— TASK TO CARRY OUT —
In full and word for word, give the records again.

— EXERCISE INPUTS —
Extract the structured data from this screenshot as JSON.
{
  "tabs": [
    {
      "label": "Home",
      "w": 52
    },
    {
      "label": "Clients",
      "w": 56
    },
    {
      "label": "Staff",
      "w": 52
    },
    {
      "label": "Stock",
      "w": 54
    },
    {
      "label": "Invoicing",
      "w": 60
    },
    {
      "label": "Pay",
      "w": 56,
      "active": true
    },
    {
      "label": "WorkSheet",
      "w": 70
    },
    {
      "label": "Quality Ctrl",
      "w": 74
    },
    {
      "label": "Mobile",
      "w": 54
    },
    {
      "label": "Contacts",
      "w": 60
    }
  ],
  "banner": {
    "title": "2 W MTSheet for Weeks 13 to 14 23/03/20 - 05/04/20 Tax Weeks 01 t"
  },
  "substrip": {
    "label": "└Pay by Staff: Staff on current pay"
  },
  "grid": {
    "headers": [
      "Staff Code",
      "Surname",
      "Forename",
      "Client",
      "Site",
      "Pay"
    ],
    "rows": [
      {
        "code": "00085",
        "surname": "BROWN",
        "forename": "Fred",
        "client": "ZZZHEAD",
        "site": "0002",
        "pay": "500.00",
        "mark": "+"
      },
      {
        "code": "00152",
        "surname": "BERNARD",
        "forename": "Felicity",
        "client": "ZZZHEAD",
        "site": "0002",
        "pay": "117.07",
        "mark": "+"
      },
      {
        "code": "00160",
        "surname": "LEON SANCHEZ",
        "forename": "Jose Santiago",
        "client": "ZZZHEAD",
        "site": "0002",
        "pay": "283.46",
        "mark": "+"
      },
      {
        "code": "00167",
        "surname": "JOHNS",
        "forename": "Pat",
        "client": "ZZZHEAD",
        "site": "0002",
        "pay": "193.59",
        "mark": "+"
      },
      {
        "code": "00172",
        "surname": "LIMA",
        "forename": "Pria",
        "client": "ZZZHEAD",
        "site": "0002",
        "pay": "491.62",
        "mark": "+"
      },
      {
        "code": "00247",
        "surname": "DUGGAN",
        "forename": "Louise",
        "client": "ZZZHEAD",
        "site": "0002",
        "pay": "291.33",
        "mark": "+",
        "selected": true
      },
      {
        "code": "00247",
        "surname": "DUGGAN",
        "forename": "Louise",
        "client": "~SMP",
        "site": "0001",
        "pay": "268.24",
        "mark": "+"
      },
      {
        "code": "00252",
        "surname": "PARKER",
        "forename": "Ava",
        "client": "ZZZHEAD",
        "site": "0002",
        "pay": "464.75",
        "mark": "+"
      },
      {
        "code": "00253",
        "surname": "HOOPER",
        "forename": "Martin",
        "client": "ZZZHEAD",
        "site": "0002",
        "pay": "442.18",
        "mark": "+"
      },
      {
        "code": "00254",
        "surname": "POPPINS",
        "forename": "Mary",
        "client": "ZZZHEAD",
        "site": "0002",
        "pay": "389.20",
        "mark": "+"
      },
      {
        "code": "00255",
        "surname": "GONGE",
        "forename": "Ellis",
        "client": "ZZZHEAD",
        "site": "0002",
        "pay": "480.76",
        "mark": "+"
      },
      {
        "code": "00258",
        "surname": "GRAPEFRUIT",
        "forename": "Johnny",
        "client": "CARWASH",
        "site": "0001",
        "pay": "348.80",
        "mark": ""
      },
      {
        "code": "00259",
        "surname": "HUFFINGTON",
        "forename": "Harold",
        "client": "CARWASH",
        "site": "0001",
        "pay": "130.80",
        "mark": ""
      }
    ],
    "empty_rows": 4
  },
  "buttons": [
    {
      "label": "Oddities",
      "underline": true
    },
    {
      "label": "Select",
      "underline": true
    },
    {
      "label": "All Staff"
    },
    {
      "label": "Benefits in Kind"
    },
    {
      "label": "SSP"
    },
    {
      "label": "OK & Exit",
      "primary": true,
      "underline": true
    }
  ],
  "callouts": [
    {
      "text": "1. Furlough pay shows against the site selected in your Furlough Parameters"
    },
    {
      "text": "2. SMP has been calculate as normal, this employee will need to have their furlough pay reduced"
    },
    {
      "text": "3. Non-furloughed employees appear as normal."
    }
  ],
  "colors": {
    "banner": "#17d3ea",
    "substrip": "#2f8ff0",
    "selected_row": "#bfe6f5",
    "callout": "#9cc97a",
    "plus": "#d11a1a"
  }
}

— RESULT OF THIS TASK —
Extract the structured data from this screenshot as JSON.
{
  "tabs": [
    {
      "label": "Home",
      "w": 52
    },
    {
      "label": "Clients",
      "w": 56
    },
    {
      "label": "Staff",
      "w": 52
    },
    {
      "label": "Stock",
      "w": 54
    },
    {
      "label": "Invoicing",
      "w": 60
    },
    {
      "label": "Pay",
      "w": 56,
      "active": true
    },
    {
      "label": "WorkSheet",
      "w": 70
    },
    {
      "label": "Quality Ctrl",
      "w": 74
    },
    {
      "label": "Mobile",
      "w": 54
    },
    {
      "label": "Contacts",
      "w": 60
    }
  ],
  "banner": {
    "title": "2 W MTSheet for Weeks 13 to 14 23/03/20 - 05/04/20 Tax Weeks 01 t"
  },
  "substrip": {
    "label": "└Pay by Staff: Staff on current pay"
  },
  "grid": {
    "headers": [
      "Staff Code",
      "Surname",
      "Forename",
      "Client",
      "Site",
      "Pay"
    ],
    "rows": [
      {
        "code": "00085",
        "surname": "BROWN",
        "forename": "Fred",
        "client": "ZZZHEAD",
        "site": "0002",
        "pay": "500.00",
        "mark": "+"
      },
      {
        "code": "00152",
        "surname": "BERNARD",
        "forename": "Felicity",
        "client": "ZZZHEAD",
        "site": "0002",
        "pay": "117.07",
        "mark": "+"
      },
      {
        "code": "00160",
        "surname": "LEON SANCHEZ",
        "forename": "Jose Santiago",
        "client": "ZZZHEAD",
        "site": "0002",
        "pay": "283.46",
        "mark": "+"
      },
      {
        "code": "00167",
        "surname": "JOHNS",
        "forename": "Pat",
        "client": "ZZZHEAD",
        "site": "0002",
        "pay": "193.59",
        "mark": "+"
      },
      {
        "code": "00172",
        "surname": "LIMA",
        "forename": "Pria",
        "client": "ZZZHEAD",
        "site": "0002",
        "pay": "491.62",
        "mark": "+"
      },
      {
        "code": "00247",
        "surname": "DUGGAN",
        "forename": "Louise",
        "client": "ZZZHEAD",
        "site": "0002",
        "pay": "291.33",
        "mark": "+",
        "selected": true
      },
      {
        "code": "00247",
        "surname": "DUGGAN",
        "forename": "Louise",
        "client": "~SMP",
        "site": "0001",
        "pay": "268.24",
        "mark": "+"
      },
      {
        "code": "00252",
        "surname": "PARKER",
        "forename": "Ava",
        "client": "ZZZHEAD",
        "site": "0002",
        "pay": "464.75",
        "mark": "+"
      },
      {
        "code": "00253",
        "surname": "HOOPER",
        "forename": "Martin",
        "client": "ZZZHEAD",
        "site": "0002",
        "pay": "442.18",
        "mark": "+"
      },
      {
        "code": "00254",
        "surname": "POPPINS",
        "forename": "Mary",
        "client": "ZZZHEAD",
        "site": "0002",
        "pay": "389.20",
        "mark": "+"
      },
      {
        "code": "00255",
        "surname": "GONGE",
        "forename": "Ellis",
        "client": "ZZZHEAD",
        "site": "0002",
        "pay": "480.76",
        "mark": "+"
      },
      {
        "code": "00258",
        "surname": "GRAPEFRUIT",
        "forename": "Johnny",
        "client": "CARWASH",
        "site": "0001",
        "pay": "348.80",
        "mark": ""
      },
      {
        "code": "00259",
        "surname": "HUFFINGTON",
        "forename": "Harold",
        "client": "CARWASH",
        "site": "0001",
        "pay": "130.80",
        "mark": ""
      }
    ],
    "empty_rows": 4
  },
  "buttons": [
    {
      "label": "Oddities",
      "underline": true
    },
    {
      "label": "Select",
      "underline": true
    },
    {
      "label": "All Staff"
    },
    {
      "label": "Benefits in Kind"
    },
    {
      "label": "SSP"
    },
    {
      "label": "OK & Exit",
      "primary": true,
      "underline": true
    }
  ],
  "callouts": [
    {
      "text": "1. Furlough pay shows against the site selected in your Furlough Parameters"
    },
    {
      "text": "2. SMP has been calculate as normal, this employee will need to have their furlough pay reduced"
    },
    {
      "text": "3. Non-furloughed employees appear as normal."
    }
  ],
  "colors": {
    "banner": "#17d3ea",
    "substrip": "#2f8ff0",
    "selected_row": "#bfe6f5",
    "callout": "#9cc97a",
    "plus": "#d11a1a"
  }
}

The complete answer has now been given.